SUPPLIED ENTRIES
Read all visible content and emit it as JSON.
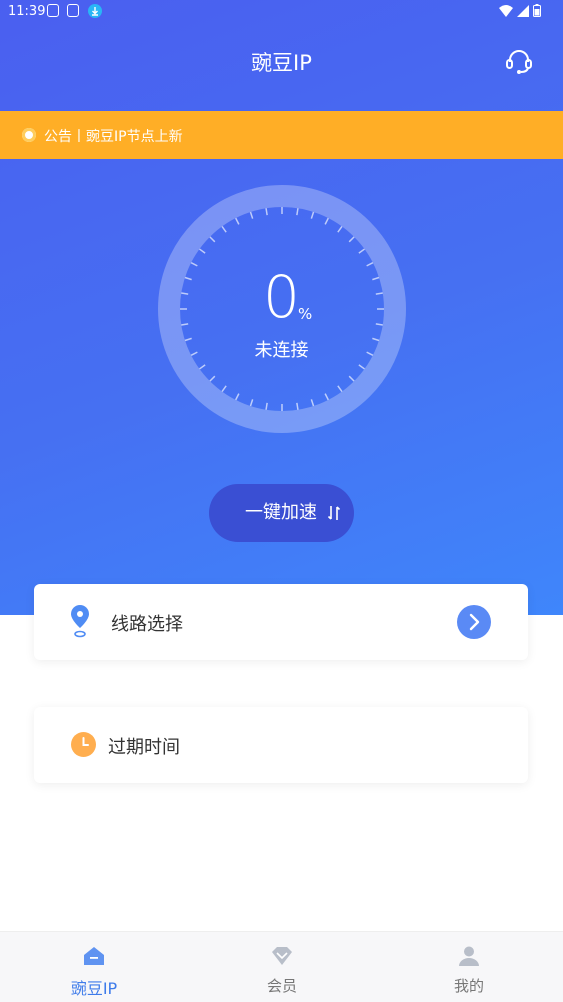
{
  "status_bar": {
    "time": "11:39"
  },
  "header": {
    "title": "豌豆IP",
    "support_icon": "headset-icon"
  },
  "notice": {
    "text": "公告丨豌豆IP节点上新"
  },
  "connection": {
    "percent": "0",
    "unit": "%",
    "status": "未连接",
    "progress": 0
  },
  "accelerate_button": {
    "label": "一键加速",
    "icon": "swap-vertical-icon"
  },
  "route_card": {
    "label": "线路选择",
    "icon": "location-pin-icon",
    "action_icon": "chevron-right-icon"
  },
  "expire_card": {
    "label": "过期时间",
    "icon": "clock-icon"
  },
  "tabbar": {
    "tabs": [
      {
        "label": "豌豆IP",
        "icon": "home-icon",
        "active": true
      },
      {
        "label": "会员",
        "icon": "diamond-icon",
        "active": false
      },
      {
        "label": "我的",
        "icon": "user-icon",
        "active": false
      }
    ]
  },
  "colors": {
    "primary": "#4a63f0",
    "notice_bg": "#ffae26",
    "accent_blue": "#3e7bea",
    "clock_orange": "#ffae4f"
  }
}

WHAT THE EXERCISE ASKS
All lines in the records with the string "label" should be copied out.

RESULT OF THIS EXERCISE
    "label": "一键加速",
    "label": "线路选择",
    "label": "过期时间",
        "label": "豌豆IP",
        "label": "会员",
        "label": "我的",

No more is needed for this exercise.